NEW YORK (AP) — Authorities decades ago blew chances to build a case against multimillionaire Robert Durst in the death of his first wife, a suburban New York prosecutor said Wednesday after Durst’s death last week in a California hospital lockup quashed a case that took nearly 40 years to bring.
Westchester District Attorney Mimi Rocah cited “tunnel vision” — and underscored that she wasn’t “putting blame anywhere” — for investigative shortcomings she recapped in a report on her office’s recent re-investigation of the 1982 disappearance of Kathie McCormack Durst. The renewed probe led to a murder indictment this past fall against her incarcerated former husband.
Noting that grand jury secrecy laws prevent divulging some of what investigators learned, the report essentially recaps facts that already had emerged publicly.
“Some missed opportunities by law enforcement officials directing the early stages of the investigation may have contributed to delays in bringing the charges in this case,” Rocah said.
Authorities now “can and must learn from this,” she said, particularly for future investigations involving rich, powerful and high-profile people.
An attorney for Kathie Durst’s family blasted the DA’s remarks as an attempt “to explain away how money, power, and influence allowed a killer to escape justice” and called on Rocah to resign.
“We ask the public to consider why the current Westchester DA and her predecessors remain unwilling to tell the truth about why it took nearly forty years for Robert Durst to be charged,” the lawyer, Robert Abrams, said in a statement.
Durst has always maintained that he last saw his then-wife when he dropped her off in Westchester County for a train to New York City, where they had an apartment and she was in medical school.
Investigators initially let themselves be “guided by Durst’s version of events” despite inconsistencies, Rocah said.
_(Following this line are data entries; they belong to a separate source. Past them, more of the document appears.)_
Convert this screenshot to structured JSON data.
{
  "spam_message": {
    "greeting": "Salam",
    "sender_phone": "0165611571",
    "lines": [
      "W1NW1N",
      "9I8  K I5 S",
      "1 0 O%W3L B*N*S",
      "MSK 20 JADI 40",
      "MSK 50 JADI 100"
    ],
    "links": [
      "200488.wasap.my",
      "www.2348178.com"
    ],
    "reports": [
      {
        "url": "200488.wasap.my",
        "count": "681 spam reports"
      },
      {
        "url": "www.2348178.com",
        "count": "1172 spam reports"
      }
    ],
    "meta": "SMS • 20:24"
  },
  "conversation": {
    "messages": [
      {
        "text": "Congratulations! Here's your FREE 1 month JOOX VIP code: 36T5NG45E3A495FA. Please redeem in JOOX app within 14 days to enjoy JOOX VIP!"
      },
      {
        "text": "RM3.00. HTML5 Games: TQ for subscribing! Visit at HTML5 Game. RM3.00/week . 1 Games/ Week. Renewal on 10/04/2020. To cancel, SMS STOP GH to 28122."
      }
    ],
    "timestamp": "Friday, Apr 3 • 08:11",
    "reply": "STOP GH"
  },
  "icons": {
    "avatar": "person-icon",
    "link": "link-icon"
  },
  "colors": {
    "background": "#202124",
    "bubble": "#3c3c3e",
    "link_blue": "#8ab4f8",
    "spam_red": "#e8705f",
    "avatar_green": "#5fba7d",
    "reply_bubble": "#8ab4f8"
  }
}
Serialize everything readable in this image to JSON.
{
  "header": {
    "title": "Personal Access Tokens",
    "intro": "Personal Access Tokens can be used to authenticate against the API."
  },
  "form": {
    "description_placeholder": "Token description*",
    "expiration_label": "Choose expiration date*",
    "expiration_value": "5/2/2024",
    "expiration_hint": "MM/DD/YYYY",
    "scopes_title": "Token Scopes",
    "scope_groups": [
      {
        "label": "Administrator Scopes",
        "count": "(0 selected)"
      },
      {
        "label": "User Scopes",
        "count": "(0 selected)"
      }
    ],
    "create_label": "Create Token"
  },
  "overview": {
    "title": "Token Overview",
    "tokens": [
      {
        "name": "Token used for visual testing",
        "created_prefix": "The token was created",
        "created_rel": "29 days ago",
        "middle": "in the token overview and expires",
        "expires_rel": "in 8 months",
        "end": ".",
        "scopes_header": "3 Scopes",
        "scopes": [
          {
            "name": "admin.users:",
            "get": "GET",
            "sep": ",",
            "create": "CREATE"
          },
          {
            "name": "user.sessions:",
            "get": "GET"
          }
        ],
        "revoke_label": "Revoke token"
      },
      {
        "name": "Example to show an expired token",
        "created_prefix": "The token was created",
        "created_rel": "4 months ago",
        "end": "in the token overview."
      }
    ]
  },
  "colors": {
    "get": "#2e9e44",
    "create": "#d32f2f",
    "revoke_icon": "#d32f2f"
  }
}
For example, although Durst said the two weren’t having marital problems, one of their Manhattan neighbors told police that his wife had said he had beaten her and repeatedly sought shelter from him in the neighbor’s apartment, once climbing over via their adjacent balconies.
Meanwhile, neighbors he said he had visited in Westchester after dropping her at the train denied that he came over, and a cleaner at the Dursts’ weekend home noticed some unusual things — including what she believed was blood on the dishwasher — and said he had told her to dispose of many of his wife’s possessions shortly after she vanished.
But police didn’t thoroughly search the Westchester home. The investigation remained focused in Manhattan, where a few witnesses reported they had seen Kathie Durst on the night of her disappearance and the dean at her medical school said he had gotten a phone call from her the next day.
A re-investigation that the New York State Police and the DA’s office began in 1999 frayed both those threads of evidence. The witnesses said they were mistaken or uncertain, and evidence developed that the medical school caller who said she was Kathie Durst was actually Susan Berman, a writer who was Robert Durst’s best friend.
Berman was found slain in her home in her Los Angeles in December 2000, before a state police investigator could follow through on plans to interview her.
Durst was convicted in September of killing her, with prosecutors arguing he did so to keep her from incriminating him. Rocah said the Los Angeles case paved the legal way for the New York charges.
Kathie Durst was declared legally dead in 2017, but her body has never been found.